sorry so long................


Has 10 years experience.

wow 30 views and not one comment?? ok i'm tired, going to bed.

I think no response is because you are all over the place you rambled on without a point. I will first say you stated that every 4=6 years you relapse, that speaks volumes get your ass to regular meetings when WE start to think we no longer need AA or NA we are already starting our relapse. 2 I no longer care who knows I belong to AA especially after picking up my 4 year chip. Remember " we will not regret the past nor wish to shut the door on it" this reminds me of where Ive been and where I now am at. If you have no DUIs or drug records you shouldn't have any probation, but even 1 can land you in an AP program for chemical dependency. If you truly want to be a RN and are called for it nothing else matters and you will jump through the hoops. I wish you luck with whatever you decide but again get to a meeting and continue to go regularly, do you have a sponsor? If not for God's sake and your sobriety get one today.

dirtyhippiegirl, BSN, RN

Specializes in PDN; Burn; Phone triage. Has 8 years experience.

My advice would be to find a recovery program that keeps you from relapsing. As evidenced by other threads in this forum, relapses are not looked upon lightly by the BON. Whether that includes AA or something else is up to you.

Plenty of people struggle with self-identifying as an addict after years of sobriety. Drifting away from AA can be a natural part of earned long-term sobriety. But you KNOW that you have a pattern of relapse behavior. Relapsing could cause you to lose your nursing license. (Or your job and other potential future employment opportunities, at least.) I think a little self-reflection is going to be necessary.

relapse is part of recovery. we go from every day constant use, to complete abstinence. one slip up every couple of years is a whole lot better then how we used to be. you can't beat ur self up. just brush urself off, get up and start over.

Isn't the guilt awful? I've got a few 24/hrs & I still think that every one (family) thinks of me as that stupid kid that I used to be. Im also in school and was worried about the same thing. My sis is a DON and told me that most place don't care about your past, they look at job history. if you bounce around a lot to all different places, not staying anywhere for long, then that looks bad. if you have been at a couple of places for a decent amount of time, that is what is important.

you got this girly! stay strong :sarcastic:

Well said dirtyhippiegirl! Self reflection is such a powerful tool! It is something I utilize every day with all aspects of my life including sobriety. Stay away from the Stinking Thinking! That is where you can get in trouble. You are already trying to justify not going to meetings but they are obviously a big part of your sobriety. Do your best to fit it into your schedule somehow.
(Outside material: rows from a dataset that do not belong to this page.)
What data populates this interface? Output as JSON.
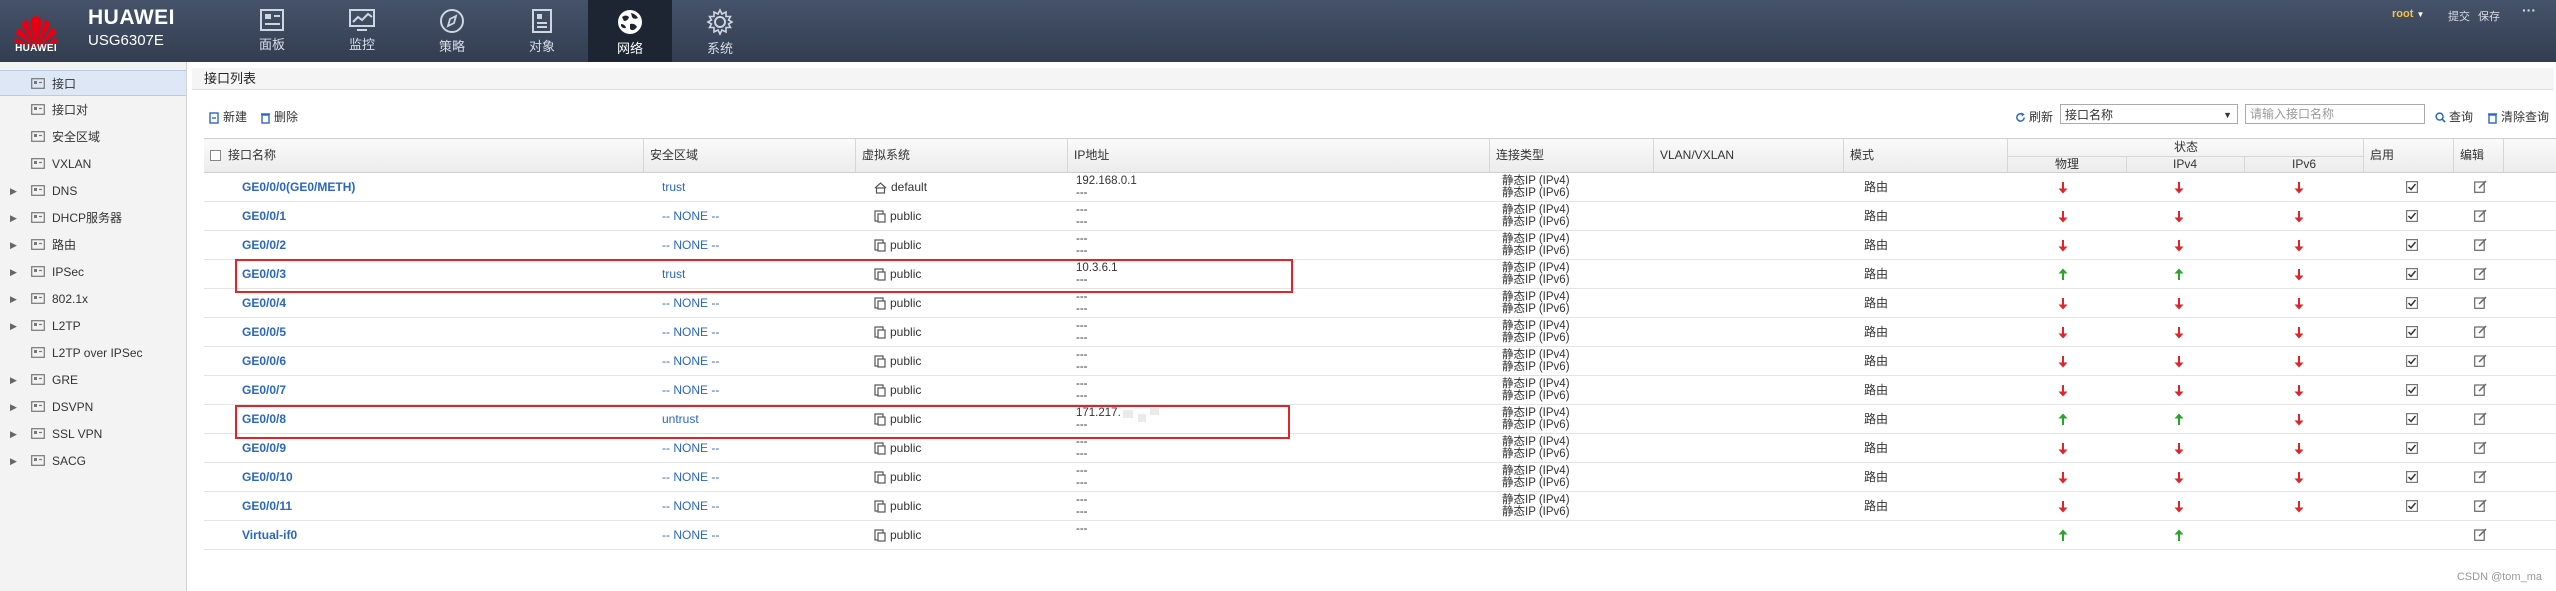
{
  "header": {
    "brand": "HUAWEI",
    "model": "USG6307E",
    "logo_text": "HUAWEI",
    "nav": [
      {
        "label": "面板",
        "icon": "dashboard-icon"
      },
      {
        "label": "监控",
        "icon": "monitor-icon"
      },
      {
        "label": "策略",
        "icon": "compass-icon"
      },
      {
        "label": "对象",
        "icon": "object-icon"
      },
      {
        "label": "网络",
        "icon": "globe-icon",
        "active": true
      },
      {
        "label": "系统",
        "icon": "gear-icon"
      }
    ],
    "user": "root",
    "submit": "提交",
    "save": "保存",
    "more": "···"
  },
  "sidebar": {
    "items": [
      {
        "label": "接口",
        "icon": "interface-icon",
        "active": true
      },
      {
        "label": "接口对",
        "icon": "interface-pair-icon"
      },
      {
        "label": "安全区域",
        "icon": "security-zone-icon"
      },
      {
        "label": "VXLAN",
        "icon": "vxlan-icon"
      },
      {
        "label": "DNS",
        "icon": "dns-icon",
        "expandable": true
      },
      {
        "label": "DHCP服务器",
        "icon": "dhcp-icon",
        "expandable": true
      },
      {
        "label": "路由",
        "icon": "route-icon",
        "expandable": true
      },
      {
        "label": "IPSec",
        "icon": "ipsec-icon",
        "expandable": true
      },
      {
        "label": "802.1x",
        "icon": "dot1x-icon",
        "expandable": true
      },
      {
        "label": "L2TP",
        "icon": "l2tp-icon",
        "expandable": true
      },
      {
        "label": "L2TP over IPSec",
        "icon": "l2tp-ipsec-icon"
      },
      {
        "label": "GRE",
        "icon": "gre-icon",
        "expandable": true
      },
      {
        "label": "DSVPN",
        "icon": "dsvpn-icon",
        "expandable": true
      },
      {
        "label": "SSL VPN",
        "icon": "sslvpn-icon",
        "expandable": true
      },
      {
        "label": "SACG",
        "icon": "sacg-icon",
        "expandable": true
      }
    ]
  },
  "panel": {
    "title": "接口列表",
    "new_label": "新建",
    "delete_label": "删除",
    "refresh_label": "刷新",
    "search_field": "接口名称",
    "search_placeholder": "请输入接口名称",
    "query_label": "查询",
    "clear_label": "清除查询"
  },
  "table": {
    "columns": {
      "name": "接口名称",
      "zone": "安全区域",
      "vsys": "虚拟系统",
      "ip": "IP地址",
      "conn": "连接类型",
      "vlan": "VLAN/VXLAN",
      "mode": "模式",
      "state": "状态",
      "phys": "物理",
      "ipv4": "IPv4",
      "ipv6": "IPv6",
      "enable": "启用",
      "edit": "编辑"
    },
    "rows": [
      {
        "name": "GE0/0/0(GE0/METH)",
        "zone": "trust",
        "vsys": "default",
        "ip1": "192.168.0.1",
        "ip2": "---",
        "conn1": "静态IP (IPv4)",
        "conn2": "静态IP (IPv6)",
        "mode": "路由",
        "phys": "down",
        "ipv4": "down",
        "ipv6": "down",
        "enabled": true
      },
      {
        "name": "GE0/0/1",
        "zone": "-- NONE --",
        "vsys": "public",
        "ip1": "---",
        "ip2": "---",
        "conn1": "静态IP (IPv4)",
        "conn2": "静态IP (IPv6)",
        "mode": "路由",
        "phys": "down",
        "ipv4": "down",
        "ipv6": "down",
        "enabled": true
      },
      {
        "name": "GE0/0/2",
        "zone": "-- NONE --",
        "vsys": "public",
        "ip1": "---",
        "ip2": "---",
        "conn1": "静态IP (IPv4)",
        "conn2": "静态IP (IPv6)",
        "mode": "路由",
        "phys": "down",
        "ipv4": "down",
        "ipv6": "down",
        "enabled": true
      },
      {
        "name": "GE0/0/3",
        "zone": "trust",
        "vsys": "public",
        "ip1": "10.3.6.1",
        "ip2": "---",
        "conn1": "静态IP (IPv4)",
        "conn2": "静态IP (IPv6)",
        "mode": "路由",
        "phys": "up",
        "ipv4": "up",
        "ipv6": "down",
        "enabled": true
      },
      {
        "name": "GE0/0/4",
        "zone": "-- NONE --",
        "vsys": "public",
        "ip1": "---",
        "ip2": "---",
        "conn1": "静态IP (IPv4)",
        "conn2": "静态IP (IPv6)",
        "mode": "路由",
        "phys": "down",
        "ipv4": "down",
        "ipv6": "down",
        "enabled": true
      },
      {
        "name": "GE0/0/5",
        "zone": "-- NONE --",
        "vsys": "public",
        "ip1": "---",
        "ip2": "---",
        "conn1": "静态IP (IPv4)",
        "conn2": "静态IP (IPv6)",
        "mode": "路由",
        "phys": "down",
        "ipv4": "down",
        "ipv6": "down",
        "enabled": true
      },
      {
        "name": "GE0/0/6",
        "zone": "-- NONE --",
        "vsys": "public",
        "ip1": "---",
        "ip2": "---",
        "conn1": "静态IP (IPv4)",
        "conn2": "静态IP (IPv6)",
        "mode": "路由",
        "phys": "down",
        "ipv4": "down",
        "ipv6": "down",
        "enabled": true
      },
      {
        "name": "GE0/0/7",
        "zone": "-- NONE --",
        "vsys": "public",
        "ip1": "---",
        "ip2": "---",
        "conn1": "静态IP (IPv4)",
        "conn2": "静态IP (IPv6)",
        "mode": "路由",
        "phys": "down",
        "ipv4": "down",
        "ipv6": "down",
        "enabled": true
      },
      {
        "name": "GE0/0/8",
        "zone": "untrust",
        "vsys": "public",
        "ip1": "171.217.",
        "ip2": "---",
        "conn1": "静态IP (IPv4)",
        "conn2": "静态IP (IPv6)",
        "mode": "路由",
        "phys": "up",
        "ipv4": "up",
        "ipv6": "down",
        "enabled": true
      },
      {
        "name": "GE0/0/9",
        "zone": "-- NONE --",
        "vsys": "public",
        "ip1": "---",
        "ip2": "---",
        "conn1": "静态IP (IPv4)",
        "conn2": "静态IP (IPv6)",
        "mode": "路由",
        "phys": "down",
        "ipv4": "down",
        "ipv6": "down",
        "enabled": true
      },
      {
        "name": "GE0/0/10",
        "zone": "-- NONE --",
        "vsys": "public",
        "ip1": "---",
        "ip2": "---",
        "conn1": "静态IP (IPv4)",
        "conn2": "静态IP (IPv6)",
        "mode": "路由",
        "phys": "down",
        "ipv4": "down",
        "ipv6": "down",
        "enabled": true
      },
      {
        "name": "GE0/0/11",
        "zone": "-- NONE --",
        "vsys": "public",
        "ip1": "---",
        "ip2": "---",
        "conn1": "静态IP (IPv4)",
        "conn2": "静态IP (IPv6)",
        "mode": "路由",
        "phys": "down",
        "ipv4": "down",
        "ipv6": "down",
        "enabled": true
      },
      {
        "name": "Virtual-if0",
        "zone": "-- NONE --",
        "vsys": "public",
        "ip1": "---",
        "ip2": "",
        "conn1": "",
        "conn2": "",
        "mode": "",
        "phys": "up",
        "ipv4": "up",
        "ipv6": "none",
        "enabled": false
      }
    ]
  },
  "colors": {
    "up": "#2aa52a",
    "down": "#e0242a",
    "link": "#2a66c3",
    "highlight": "#e0242a"
  },
  "watermark": "CSDN @tom_ma"
}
Wow, lots of stuff going on here. The regular pattern of relapse concerns me--yes, it's often a part of the disease of addiction, but it's also a sign that the disease is not adequately under control. Please get with your sponsor and people in your group and try to figure out why you've had this pattern and what you can do about it--I would hate for you to have come this far, get through nursing school, then fail a drug test or something. I wish you the best of luck, whatever you do! As far as people recognizing you, so what? You know you're doing the right thing, going to meetings and working, if they have a problem with that, it's their problem--as far as I can tell, you're not doing anything wrong, so the heck with them! You don't have to feel guilty--you aren't a criminal, you're just living your life. It's not necessarily a bad thing that you're drifting away from your old social life (people, places, things, right?), as long as you're not drifting away from meetings and your sponsor--your history tells me these people are crucial to maintaining your sobriety. Recovery first!